  • A Board Level View: An executive view of the big picture, suitable for demonstrating the overall state of the cyber security program to senior executives and board members in business risk terms, while still being firmly tied to the actual on-network conditions.
Balbix Risk Dashboard
Balbix Risk Dashboard

TAG Cyber: How does Balbix BreachControl™ work?

GAURAV: In a nutshell, Balbix is about maximum automation of everything needed for cyber risk identification, prioritization, mitigation, and visibility. Balbix starts by gathering all relevant cyber security and IT data from deployed IT and cyber security tools and directly from the network and endpoints. Note that this telemetry incorporates data about servers, desktops/laptops, network equipment, smartphone/tablets, IoTs, applications, users; managed or unmanaged; on-prem, mobile, or cloud-based.

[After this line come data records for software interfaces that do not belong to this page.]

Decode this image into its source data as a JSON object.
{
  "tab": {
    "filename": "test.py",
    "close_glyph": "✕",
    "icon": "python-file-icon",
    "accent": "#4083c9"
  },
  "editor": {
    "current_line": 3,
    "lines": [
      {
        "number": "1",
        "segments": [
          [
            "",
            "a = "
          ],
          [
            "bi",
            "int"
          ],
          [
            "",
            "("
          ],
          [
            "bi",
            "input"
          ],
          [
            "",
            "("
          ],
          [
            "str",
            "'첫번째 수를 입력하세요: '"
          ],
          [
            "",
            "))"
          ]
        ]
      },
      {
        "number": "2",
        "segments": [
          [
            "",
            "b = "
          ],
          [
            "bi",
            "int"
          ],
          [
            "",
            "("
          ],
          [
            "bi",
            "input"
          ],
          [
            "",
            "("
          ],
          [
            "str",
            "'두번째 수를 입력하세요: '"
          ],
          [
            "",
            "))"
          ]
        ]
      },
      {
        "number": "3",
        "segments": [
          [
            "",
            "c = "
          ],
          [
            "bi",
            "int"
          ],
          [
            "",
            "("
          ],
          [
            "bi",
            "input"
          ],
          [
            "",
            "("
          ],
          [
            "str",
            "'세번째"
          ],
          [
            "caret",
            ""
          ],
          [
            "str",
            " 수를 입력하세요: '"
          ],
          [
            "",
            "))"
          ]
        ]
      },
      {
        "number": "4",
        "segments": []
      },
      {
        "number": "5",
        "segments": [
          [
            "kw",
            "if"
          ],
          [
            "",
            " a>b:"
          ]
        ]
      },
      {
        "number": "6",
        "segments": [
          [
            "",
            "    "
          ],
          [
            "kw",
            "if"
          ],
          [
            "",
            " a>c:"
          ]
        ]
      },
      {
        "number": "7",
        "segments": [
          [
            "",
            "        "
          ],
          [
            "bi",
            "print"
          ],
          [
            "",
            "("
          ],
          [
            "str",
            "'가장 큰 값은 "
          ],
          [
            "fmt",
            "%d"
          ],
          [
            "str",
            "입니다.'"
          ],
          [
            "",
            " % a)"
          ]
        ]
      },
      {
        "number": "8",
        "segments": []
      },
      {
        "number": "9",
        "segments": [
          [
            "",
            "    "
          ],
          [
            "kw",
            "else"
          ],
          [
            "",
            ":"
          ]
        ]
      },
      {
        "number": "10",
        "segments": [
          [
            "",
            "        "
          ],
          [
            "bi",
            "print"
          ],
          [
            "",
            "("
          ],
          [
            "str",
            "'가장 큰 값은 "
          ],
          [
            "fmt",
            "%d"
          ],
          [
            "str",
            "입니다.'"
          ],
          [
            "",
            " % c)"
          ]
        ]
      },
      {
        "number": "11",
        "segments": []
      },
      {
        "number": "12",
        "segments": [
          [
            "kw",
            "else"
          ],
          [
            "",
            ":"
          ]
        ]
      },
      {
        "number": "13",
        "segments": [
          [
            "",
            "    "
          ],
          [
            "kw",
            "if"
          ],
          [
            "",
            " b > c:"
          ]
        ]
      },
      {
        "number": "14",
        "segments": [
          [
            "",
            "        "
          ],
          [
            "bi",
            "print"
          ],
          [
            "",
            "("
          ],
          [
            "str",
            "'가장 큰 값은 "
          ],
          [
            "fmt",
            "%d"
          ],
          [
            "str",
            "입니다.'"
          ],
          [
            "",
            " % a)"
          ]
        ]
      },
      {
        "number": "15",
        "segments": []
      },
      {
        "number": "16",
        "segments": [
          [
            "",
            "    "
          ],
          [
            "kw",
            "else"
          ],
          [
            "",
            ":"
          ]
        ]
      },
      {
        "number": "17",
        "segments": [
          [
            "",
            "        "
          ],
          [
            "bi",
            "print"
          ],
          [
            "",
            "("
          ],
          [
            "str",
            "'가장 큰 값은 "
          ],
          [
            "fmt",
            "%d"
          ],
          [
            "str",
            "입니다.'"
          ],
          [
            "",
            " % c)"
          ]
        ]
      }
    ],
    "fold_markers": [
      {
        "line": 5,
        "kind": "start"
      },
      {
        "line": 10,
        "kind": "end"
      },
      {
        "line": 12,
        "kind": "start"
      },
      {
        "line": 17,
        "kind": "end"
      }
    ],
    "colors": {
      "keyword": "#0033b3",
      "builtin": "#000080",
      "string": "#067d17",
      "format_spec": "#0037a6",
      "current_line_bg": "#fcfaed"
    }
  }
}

This data is constantly deduped, collated, and analyzed to implement automatic asset inventory, and continuous assessed for risk across all assets and 100s of attack vectors. No scans are needed. As new assets are deployed (or old ones repurposed or retired) and as new vulnerabilities become known, Balbix automatically identifies them and recalculates risk, accounting for security and business information. We use proprietary machine learning algorithms to make these complex tasks tractable. After evaluation, prioritized sets of vulnerabilities are automatically dispatched to the risk owners for supervised and automatic mitigation.

Balbix takes into account any exceptions that may have previously been specified. For example, you may have chosen to temporarily accept risk from a CVE because the asset is due to be retired soon. Balbix also lets CISOs specify and manage the risk ownership hierarchy in a systematic fashion. Risk owners have access to all the information, tools, and integrations for automatic as well as supervised risk mitigation.

The cycle is data-driven and highly visual. Each stakeholder has access to contextual dashboards that enable them to do their part in cyber risk reduction. The role of AI is key in gathering and crunching data. What we do, essentially, is mimic the capabilities of your best cyber security and risk experts, at scale. Unlike human experts, AI models are very good at calculation in 100-dimensional space and can run 24×7 without tiring.

Another key capability we bring is gamification. Forward-leaning CISOs have been trying to do this for many years and Balbix provides a platform to publish risk leaderboards and owners.

TAG Cyber: How does Balbix manage the “invisible” threat?

GAURAV: By automating asset inventory, Balbix attempts to minimize one component of the “unknown” by accurately identifying things security teams are responsible for protecting.

A second factor of the “unknown” is adversary innovation. We address this by continuously updating models of attack vectors and sequences that we consider in our risk calculations.

The last factor of “unknown” is the human element—human actors will periodically make mistakes and behave in irrational, even malicious ways. This axiom is incorporated into our models and calculations.


This interview was featured in the TAG Cyber Security Annual report, available here.